• Exercise details: Each entry needs to be given again, character for character.

[Website and app data records]

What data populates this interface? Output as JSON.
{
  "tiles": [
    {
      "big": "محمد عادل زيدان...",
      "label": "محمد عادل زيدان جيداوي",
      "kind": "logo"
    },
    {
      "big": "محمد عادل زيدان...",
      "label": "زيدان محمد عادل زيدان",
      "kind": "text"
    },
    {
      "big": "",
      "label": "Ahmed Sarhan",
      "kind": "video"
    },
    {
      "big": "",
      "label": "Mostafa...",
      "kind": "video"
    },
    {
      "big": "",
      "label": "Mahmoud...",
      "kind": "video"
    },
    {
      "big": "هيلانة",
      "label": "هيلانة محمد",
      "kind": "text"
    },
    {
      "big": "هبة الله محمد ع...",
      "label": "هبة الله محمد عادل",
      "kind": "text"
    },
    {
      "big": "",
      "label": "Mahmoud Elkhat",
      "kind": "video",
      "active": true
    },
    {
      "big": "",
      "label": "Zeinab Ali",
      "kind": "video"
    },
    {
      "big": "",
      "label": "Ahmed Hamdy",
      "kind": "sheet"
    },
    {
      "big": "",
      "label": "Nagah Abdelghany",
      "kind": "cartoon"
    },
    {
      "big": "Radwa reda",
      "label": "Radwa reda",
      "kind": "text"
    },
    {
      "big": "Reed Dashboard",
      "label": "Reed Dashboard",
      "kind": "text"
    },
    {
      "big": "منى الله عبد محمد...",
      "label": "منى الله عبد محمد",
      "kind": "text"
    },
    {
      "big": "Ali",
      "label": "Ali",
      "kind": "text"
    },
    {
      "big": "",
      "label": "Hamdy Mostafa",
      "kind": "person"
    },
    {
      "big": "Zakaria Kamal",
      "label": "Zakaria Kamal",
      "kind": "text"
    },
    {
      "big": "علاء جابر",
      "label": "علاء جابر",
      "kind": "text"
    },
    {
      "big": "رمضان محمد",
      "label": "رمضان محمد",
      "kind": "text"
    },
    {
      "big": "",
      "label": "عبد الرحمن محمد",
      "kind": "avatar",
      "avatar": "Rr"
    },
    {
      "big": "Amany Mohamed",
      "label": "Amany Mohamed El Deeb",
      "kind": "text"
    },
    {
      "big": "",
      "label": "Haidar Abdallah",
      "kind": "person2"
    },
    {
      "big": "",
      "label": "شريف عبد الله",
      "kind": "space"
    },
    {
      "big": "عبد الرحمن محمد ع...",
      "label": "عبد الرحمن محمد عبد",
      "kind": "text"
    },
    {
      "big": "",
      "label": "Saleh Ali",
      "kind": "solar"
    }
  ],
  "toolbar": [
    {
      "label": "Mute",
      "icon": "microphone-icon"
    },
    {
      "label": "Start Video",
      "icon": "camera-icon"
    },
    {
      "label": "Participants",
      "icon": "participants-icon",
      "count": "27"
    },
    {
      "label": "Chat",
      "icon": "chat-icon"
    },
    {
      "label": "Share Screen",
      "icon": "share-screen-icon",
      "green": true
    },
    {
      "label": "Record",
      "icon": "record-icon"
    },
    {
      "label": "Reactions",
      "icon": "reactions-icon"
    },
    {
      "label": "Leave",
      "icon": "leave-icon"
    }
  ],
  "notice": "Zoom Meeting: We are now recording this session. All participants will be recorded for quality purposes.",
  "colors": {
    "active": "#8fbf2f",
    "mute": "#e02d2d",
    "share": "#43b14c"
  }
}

• Task answer:
What data populates this interface? Output as JSON.
{
  "tiles": [
    {
      "big": "محمد عادل زيدان...",
      "label": "محمد عادل زيدان جيداوي",
      "kind": "logo"
    },
    {
      "big": "محمد عادل زيدان...",
      "label": "زيدان محمد عادل زيدان",
      "kind": "text"
    },
    {
      "big": "",
      "label": "Ahmed Sarhan",
      "kind": "video"
    },
    {
      "big": "",
      "label": "Mostafa...",
      "kind": "video"
    },
    {
      "big": "",
      "label": "Mahmoud...",
      "kind": "video"
    },
    {
      "big": "هيلانة",
      "label": "هيلانة محمد",
      "kind": "text"
    },
    {
      "big": "هبة الله محمد ع...",
      "label": "هبة الله محمد عادل",
      "kind": "text"
    },
    {
      "big": "",
      "label": "Mahmoud Elkhat",
      "kind": "video",
      "active": true
    },
    {
      "big": "",
      "label": "Zeinab Ali",
      "kind": "video"
    },
    {
      "big": "",
      "label": "Ahmed Hamdy",
      "kind": "sheet"
    },
    {
      "big": "",
      "label": "Nagah Abdelghany",
      "kind": "cartoon"
    },
    {
      "big": "Radwa reda",
      "label": "Radwa reda",
      "kind": "text"
    },
    {
      "big": "Reed Dashboard",
      "label": "Reed Dashboard",
      "kind": "text"
    },
    {
      "big": "منى الله عبد محمد...",
      "label": "منى الله عبد محمد",
      "kind": "text"
    },
    {
      "big": "Ali",
      "label": "Ali",
      "kind": "text"
    },
    {
      "big": "",
      "label": "Hamdy Mostafa",
      "kind": "person"
    },
    {
      "big": "Zakaria Kamal",
      "label": "Zakaria Kamal",
      "kind": "text"
    },
    {
      "big": "علاء جابر",
      "label": "علاء جابر",
      "kind": "text"
    },
    {
      "big": "رمضان محمد",
      "label": "رمضان محمد",
      "kind": "text"
    },
    {
      "big": "",
      "label": "عبد الرحمن محمد",
      "kind": "avatar",
      "avatar": "Rr"
    },
    {
      "big": "Amany Mohamed",
      "label": "Amany Mohamed El Deeb",
      "kind": "text"
    },
    {
      "big": "",
      "label": "Haidar Abdallah",
      "kind": "person2"
    },
    {
      "big": "",
      "label": "شريف عبد الله",
      "kind": "space"
    },
    {
      "big": "عبد الرحمن محمد ع...",
      "label": "عبد الرحمن محمد عبد",
      "kind": "text"
    },
    {
      "big": "",
      "label": "Saleh Ali",
      "kind": "solar"
    }
  ],
  "toolbar": [
    {
      "label": "Mute",
      "icon": "microphone-icon"
    },
    {
      "label": "Start Video",
      "icon": "camera-icon"
    },
    {
      "label": "Participants",
      "icon": "participants-icon",
      "count": "27"
    },
    {
      "label": "Chat",
      "icon": "chat-icon"
    },
    {
      "label": "Share Screen",
      "icon": "share-screen-icon",
      "green": true
    },
    {
      "label": "Record",
      "icon": "record-icon"
    },
    {
      "label": "Reactions",
      "icon": "reactions-icon"
    },
    {
      "label": "Leave",
      "icon": "leave-icon"
    }
  ],
  "notice": "Zoom Meeting: We are now recording this session. All participants will be recorded for quality purposes.",
  "colors": {
    "active": "#8fbf2f",
    "mute": "#e02d2d",
    "share": "#43b14c"
  }
}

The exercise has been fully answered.